**What this task involves**
Return every line below exactly as written.

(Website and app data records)

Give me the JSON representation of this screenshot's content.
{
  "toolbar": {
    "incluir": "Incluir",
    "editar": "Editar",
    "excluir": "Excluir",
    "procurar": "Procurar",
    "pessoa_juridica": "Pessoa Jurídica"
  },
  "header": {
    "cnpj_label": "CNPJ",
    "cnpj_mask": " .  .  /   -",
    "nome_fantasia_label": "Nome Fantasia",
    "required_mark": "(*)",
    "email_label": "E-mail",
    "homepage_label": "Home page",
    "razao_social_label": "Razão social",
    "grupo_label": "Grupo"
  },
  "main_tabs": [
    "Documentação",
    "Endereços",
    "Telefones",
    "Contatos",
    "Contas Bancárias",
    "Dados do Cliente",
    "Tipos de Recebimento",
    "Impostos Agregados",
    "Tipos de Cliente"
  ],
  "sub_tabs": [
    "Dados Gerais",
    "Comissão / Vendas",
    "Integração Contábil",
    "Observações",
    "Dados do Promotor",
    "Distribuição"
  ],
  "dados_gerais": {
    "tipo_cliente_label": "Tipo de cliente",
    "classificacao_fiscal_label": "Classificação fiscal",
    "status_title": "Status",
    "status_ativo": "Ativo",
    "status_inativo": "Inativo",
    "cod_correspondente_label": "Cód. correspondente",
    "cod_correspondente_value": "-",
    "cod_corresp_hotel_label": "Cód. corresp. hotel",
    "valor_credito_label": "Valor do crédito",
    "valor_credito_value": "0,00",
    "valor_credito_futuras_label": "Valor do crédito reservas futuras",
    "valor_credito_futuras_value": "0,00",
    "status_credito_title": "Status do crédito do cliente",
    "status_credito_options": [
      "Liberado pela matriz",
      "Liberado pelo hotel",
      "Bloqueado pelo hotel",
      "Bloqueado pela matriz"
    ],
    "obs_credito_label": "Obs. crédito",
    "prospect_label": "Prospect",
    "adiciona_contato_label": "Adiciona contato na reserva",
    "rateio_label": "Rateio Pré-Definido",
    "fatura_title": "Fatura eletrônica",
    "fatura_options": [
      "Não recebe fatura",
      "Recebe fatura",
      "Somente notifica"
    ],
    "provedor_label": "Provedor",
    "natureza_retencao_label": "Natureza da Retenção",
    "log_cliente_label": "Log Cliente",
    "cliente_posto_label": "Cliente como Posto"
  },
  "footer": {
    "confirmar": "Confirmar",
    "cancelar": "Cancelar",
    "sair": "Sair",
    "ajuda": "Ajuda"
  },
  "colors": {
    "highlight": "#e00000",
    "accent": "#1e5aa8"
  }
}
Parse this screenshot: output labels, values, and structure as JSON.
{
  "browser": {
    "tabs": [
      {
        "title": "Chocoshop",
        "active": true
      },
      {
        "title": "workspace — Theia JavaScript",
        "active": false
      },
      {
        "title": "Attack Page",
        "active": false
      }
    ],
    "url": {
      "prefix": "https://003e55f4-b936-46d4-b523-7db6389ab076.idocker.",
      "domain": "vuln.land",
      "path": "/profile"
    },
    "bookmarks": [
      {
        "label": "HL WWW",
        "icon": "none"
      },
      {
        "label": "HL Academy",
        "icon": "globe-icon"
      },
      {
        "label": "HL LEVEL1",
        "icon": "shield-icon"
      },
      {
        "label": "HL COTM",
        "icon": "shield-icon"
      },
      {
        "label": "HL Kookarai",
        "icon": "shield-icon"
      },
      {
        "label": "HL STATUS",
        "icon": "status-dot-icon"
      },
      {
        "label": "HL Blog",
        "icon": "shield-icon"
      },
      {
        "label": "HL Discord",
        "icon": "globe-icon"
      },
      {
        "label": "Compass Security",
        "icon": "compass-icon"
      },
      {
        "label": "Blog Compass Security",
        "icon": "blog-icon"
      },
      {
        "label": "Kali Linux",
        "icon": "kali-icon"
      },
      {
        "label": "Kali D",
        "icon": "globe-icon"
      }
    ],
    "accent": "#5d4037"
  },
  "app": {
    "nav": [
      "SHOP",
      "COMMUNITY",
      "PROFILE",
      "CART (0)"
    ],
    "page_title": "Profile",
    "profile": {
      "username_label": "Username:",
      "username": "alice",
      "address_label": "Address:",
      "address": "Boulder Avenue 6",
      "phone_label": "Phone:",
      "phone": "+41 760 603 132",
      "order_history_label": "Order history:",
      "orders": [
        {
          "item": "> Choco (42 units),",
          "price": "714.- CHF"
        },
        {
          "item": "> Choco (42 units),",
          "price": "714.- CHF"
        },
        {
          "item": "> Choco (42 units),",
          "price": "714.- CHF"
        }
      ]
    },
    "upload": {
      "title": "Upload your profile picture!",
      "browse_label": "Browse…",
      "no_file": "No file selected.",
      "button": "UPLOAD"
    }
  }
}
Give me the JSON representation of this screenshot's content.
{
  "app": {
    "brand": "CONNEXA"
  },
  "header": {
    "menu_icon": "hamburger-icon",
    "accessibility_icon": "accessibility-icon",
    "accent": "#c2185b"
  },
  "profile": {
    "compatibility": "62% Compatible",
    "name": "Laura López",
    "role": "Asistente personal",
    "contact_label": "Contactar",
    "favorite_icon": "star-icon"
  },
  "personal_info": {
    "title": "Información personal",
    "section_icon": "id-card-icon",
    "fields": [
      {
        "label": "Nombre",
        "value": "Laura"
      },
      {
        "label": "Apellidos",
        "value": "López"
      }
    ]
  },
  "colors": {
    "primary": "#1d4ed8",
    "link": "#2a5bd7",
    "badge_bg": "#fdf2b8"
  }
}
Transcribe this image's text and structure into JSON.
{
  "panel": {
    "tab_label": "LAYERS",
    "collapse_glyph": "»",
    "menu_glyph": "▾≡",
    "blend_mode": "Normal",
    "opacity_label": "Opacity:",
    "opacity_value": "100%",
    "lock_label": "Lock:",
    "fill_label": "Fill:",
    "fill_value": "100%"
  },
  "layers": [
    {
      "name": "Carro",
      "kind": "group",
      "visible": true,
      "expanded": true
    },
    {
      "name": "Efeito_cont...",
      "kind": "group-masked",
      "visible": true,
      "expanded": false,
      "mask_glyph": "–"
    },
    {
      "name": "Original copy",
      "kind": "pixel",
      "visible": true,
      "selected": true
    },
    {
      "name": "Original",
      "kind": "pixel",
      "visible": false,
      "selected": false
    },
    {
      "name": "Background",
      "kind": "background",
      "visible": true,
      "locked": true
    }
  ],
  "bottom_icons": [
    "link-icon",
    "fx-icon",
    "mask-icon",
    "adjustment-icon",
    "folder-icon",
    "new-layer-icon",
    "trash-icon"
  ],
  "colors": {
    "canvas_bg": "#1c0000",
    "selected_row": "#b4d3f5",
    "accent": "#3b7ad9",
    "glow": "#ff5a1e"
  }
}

**Exercise answer**
Give me the JSON representation of this screenshot's content.
{
  "toolbar": {
    "incluir": "Incluir",
    "editar": "Editar",
    "excluir": "Excluir",
    "procurar": "Procurar",
    "pessoa_juridica": "Pessoa Jurídica"
  },
  "header": {
    "cnpj_label": "CNPJ",
    "cnpj_mask": " .  .  /   -",
    "nome_fantasia_label": "Nome Fantasia",
    "required_mark": "(*)",
    "email_label": "E-mail",
    "homepage_label": "Home page",
    "razao_social_label": "Razão social",
    "grupo_label": "Grupo"
  },
  "main_tabs": [
    "Documentação",
    "Endereços",
    "Telefones",
    "Contatos",
    "Contas Bancárias",
    "Dados do Cliente",
    "Tipos de Recebimento",
    "Impostos Agregados",
    "Tipos de Cliente"
  ],
  "sub_tabs": [
    "Dados Gerais",
    "Comissão / Vendas",
    "Integração Contábil",
    "Observações",
    "Dados do Promotor",
    "Distribuição"
  ],
  "dados_gerais": {
    "tipo_cliente_label": "Tipo de cliente",
    "classificacao_fiscal_label": "Classificação fiscal",
    "status_title": "Status",
    "status_ativo": "Ativo",
    "status_inativo": "Inativo",
    "cod_correspondente_label": "Cód. correspondente",
    "cod_correspondente_value": "-",
    "cod_corresp_hotel_label": "Cód. corresp. hotel",
    "valor_credito_label": "Valor do crédito",
    "valor_credito_value": "0,00",
    "valor_credito_futuras_label": "Valor do crédito reservas futuras",
    "valor_credito_futuras_value": "0,00",
    "status_credito_title": "Status do crédito do cliente",
    "status_credito_options": [
      "Liberado pela matriz",
      "Liberado pelo hotel",
      "Bloqueado pelo hotel",
      "Bloqueado pela matriz"
    ],
    "obs_credito_label": "Obs. crédito",
    "prospect_label": "Prospect",
    "adiciona_contato_label": "Adiciona contato na reserva",
    "rateio_label": "Rateio Pré-Definido",
    "fatura_title": "Fatura eletrônica",
    "fatura_options": [
      "Não recebe fatura",
      "Recebe fatura",
      "Somente notifica"
    ],
    "provedor_label": "Provedor",
    "natureza_retencao_label": "Natureza da Retenção",
    "log_cliente_label": "Log Cliente",
    "cliente_posto_label": "Cliente como Posto"
  },
  "footer": {
    "confirmar": "Confirmar",
    "cancelar": "Cancelar",
    "sair": "Sair",
    "ajuda": "Ajuda"
  },
  "colors": {
    "highlight": "#e00000",
    "accent": "#1e5aa8"
  }
}
Parse this screenshot: output labels, values, and structure as JSON.
{
  "browser": {
    "tabs": [
      {
        "title": "Chocoshop",
        "active": true
      },
      {
        "title": "workspace — Theia JavaScript",
        "active": false
      },
      {
        "title": "Attack Page",
        "active": false
      }
    ],
    "url": {
      "prefix": "https://003e55f4-b936-46d4-b523-7db6389ab076.idocker.",
      "domain": "vuln.land",
      "path": "/profile"
    },
    "bookmarks": [
      {
        "label": "HL WWW",
        "icon": "none"
      },
      {
        "label": "HL Academy",
        "icon": "globe-icon"
      },
      {
        "label": "HL LEVEL1",
        "icon": "shield-icon"
      },
      {
        "label": "HL COTM",
        "icon": "shield-icon"
      },
      {
        "label": "HL Kookarai",
        "icon": "shield-icon"
      },
      {
        "label": "HL STATUS",
        "icon": "status-dot-icon"
      },
      {
        "label": "HL Blog",
        "icon": "shield-icon"
      },
      {
        "label": "HL Discord",
        "icon": "globe-icon"
      },
      {
        "label": "Compass Security",
        "icon": "compass-icon"
      },
      {
        "label": "Blog Compass Security",
        "icon": "blog-icon"
      },
      {
        "label": "Kali Linux",
        "icon": "kali-icon"
      },
      {
        "label": "Kali D",
        "icon": "globe-icon"
      }
    ],
    "accent": "#5d4037"
  },
  "app": {
    "nav": [
      "SHOP",
      "COMMUNITY",
      "PROFILE",
      "CART (0)"
    ],
    "page_title": "Profile",
    "profile": {
      "username_label": "Username:",
      "username": "alice",
      "address_label": "Address:",
      "address": "Boulder Avenue 6",
      "phone_label": "Phone:",
      "phone": "+41 760 603 132",
      "order_history_label": "Order history:",
      "orders": [
        {
          "item": "> Choco (42 units),",
          "price": "714.- CHF"
        },
        {
          "item": "> Choco (42 units),",
          "price": "714.- CHF"
        },
        {
          "item": "> Choco (42 units),",
          "price": "714.- CHF"
        }
      ]
    },
    "upload": {
      "title": "Upload your profile picture!",
      "browse_label": "Browse…",
      "no_file": "No file selected.",
      "button": "UPLOAD"
    }
  }
}
Give me the JSON representation of this screenshot's content.
{
  "app": {
    "brand": "CONNEXA"
  },
  "header": {
    "menu_icon": "hamburger-icon",
    "accessibility_icon": "accessibility-icon",
    "accent": "#c2185b"
  },
  "profile": {
    "compatibility": "62% Compatible",
    "name": "Laura López",
    "role": "Asistente personal",
    "contact_label": "Contactar",
    "favorite_icon": "star-icon"
  },
  "personal_info": {
    "title": "Información personal",
    "section_icon": "id-card-icon",
    "fields": [
      {
        "label": "Nombre",
        "value": "Laura"
      },
      {
        "label": "Apellidos",
        "value": "López"
      }
    ]
  },
  "colors": {
    "primary": "#1d4ed8",
    "link": "#2a5bd7",
    "badge_bg": "#fdf2b8"
  }
}
Transcribe this image's text and structure into JSON.
{
  "panel": {
    "tab_label": "LAYERS",
    "collapse_glyph": "»",
    "menu_glyph": "▾≡",
    "blend_mode": "Normal",
    "opacity_label": "Opacity:",
    "opacity_value": "100%",
    "lock_label": "Lock:",
    "fill_label": "Fill:",
    "fill_value": "100%"
  },
  "layers": [
    {
      "name": "Carro",
      "kind": "group",
      "visible": true,
      "expanded": true
    },
    {
      "name": "Efeito_cont...",
      "kind": "group-masked",
      "visible": true,
      "expanded": false,
      "mask_glyph": "–"
    },
    {
      "name": "Original copy",
      "kind": "pixel",
      "visible": true,
      "selected": true
    },
    {
      "name": "Original",
      "kind": "pixel",
      "visible": false,
      "selected": false
    },
    {
      "name": "Background",
      "kind": "background",
      "visible": true,
      "locked": true
    }
  ],
  "bottom_icons": [
    "link-icon",
    "fx-icon",
    "mask-icon",
    "adjustment-icon",
    "folder-icon",
    "new-layer-icon",
    "trash-icon"
  ],
  "colors": {
    "canvas_bg": "#1c0000",
    "selected_row": "#b4d3f5",
    "accent": "#3b7ad9",
    "glow": "#ff5a1e"
  }
}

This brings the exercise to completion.